Let us illustrate the biasing from numerical simulations by considering two specific and popular models:
primordial density peaks and dark matter halos [86]. We use the -body simulation data of
again for this purpose [36]. We select density peaks with the threshold of the peak
height = 1.0, 2.0, and 3.0. As for the dark matter halos, these are identified using the standard
friend-of-friend algorithm with a linking length of 0.2 in units of the mean particle separation. We select
halos of mass larger than the threshold , , and
.
Figures 5 and 6 depict the distribution of dark matter particles (upper panel), peaks (middle
panel), and halos (lower panel) in the LCDM model at and within a circular
slice (comoving radius of and thickness of ). We locate a fiducial
observer in the center of the circle. Then the comoving position vector for a particle with a
comoving peculiar velocity at a redshift is observed at the position s in redshift space:

where is the Hubble parameter at . The right panels in Figures 5 and 6 plot the observed
distribution in redshift space, where the redshift-space distortion is quite visible: The coherent velocity field
enhances the structure perpendicular to the line-of-sight of the observer (squashing) while the virialized
clump becomes elongated along the line-of-sight (finger-of-God).
We use two-point correlation functions to quantify stochasticity and nonlinearity in biasing of peaks and
halos, and explore the signature of the redshift-space distortion. Since we are interested in the
relation of the biased objects and the dark matter, we introduce three different correlation
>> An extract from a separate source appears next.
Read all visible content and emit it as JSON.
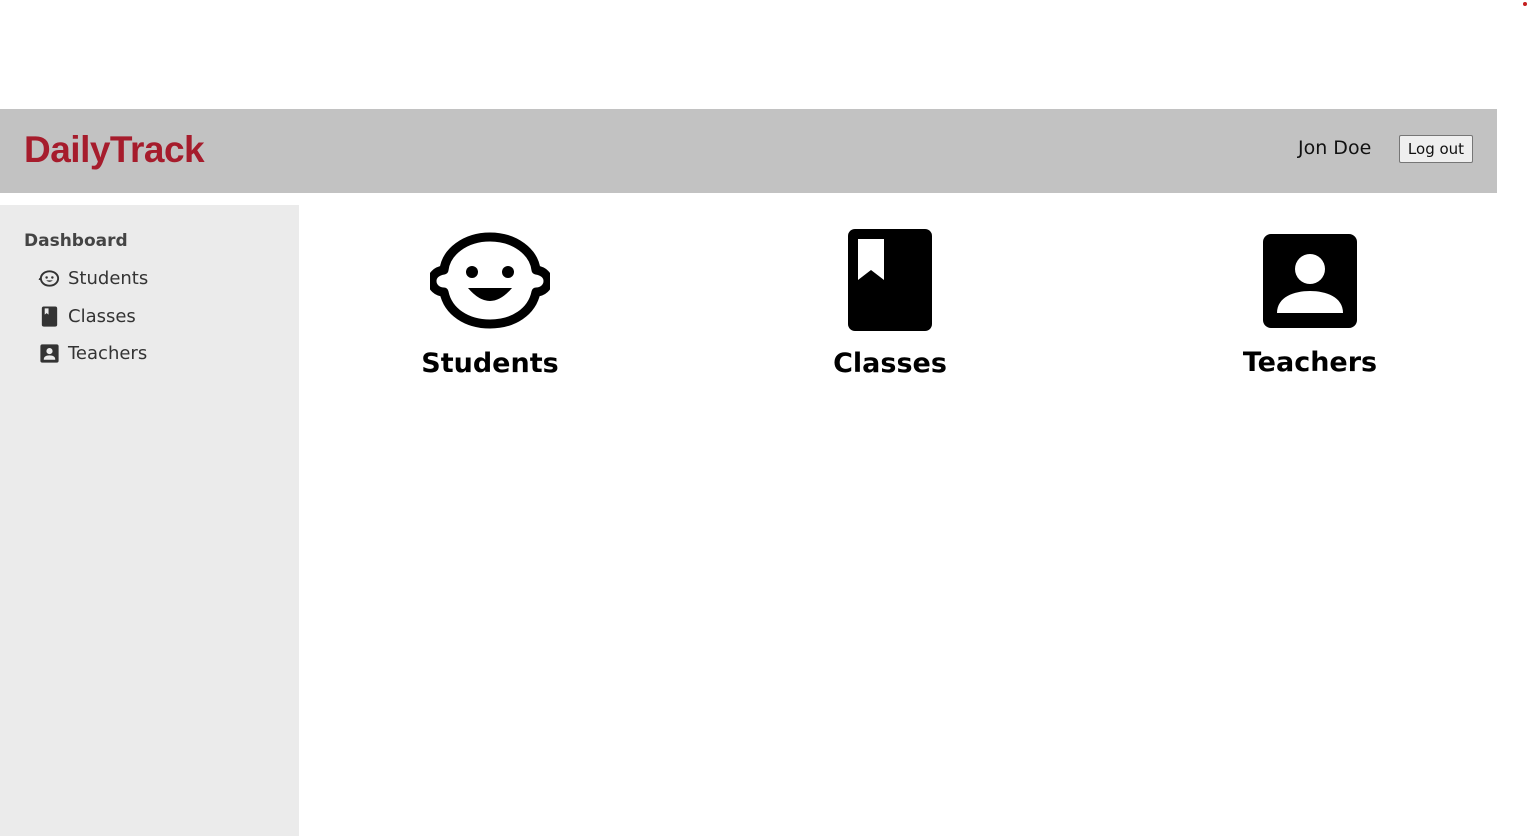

functions: the auto-correlation functions of dark matter and the objects, and , and their
cross-correlation function . In the present case, the subscript o refers to either h (halos) or
(peaks). We also use the superscripts R and S to distinguish quantities defined in real
and redshift spaces, respectively. We estimate those correlation functions using the standard
pair-count method. The correlation function is evaluated under the distant-observer
approximation.

Those correlation functions are plotted in Figures 7 and 8 for peaks and halos, respectively. The
correlation functions of biased objects generally have larger amplitudes than those of mass. In
nonlinear regimes () the finger-of-God effect suppresses the amplitude of relative to
, while is larger than in linear regimes () due to the coherent velocity
field.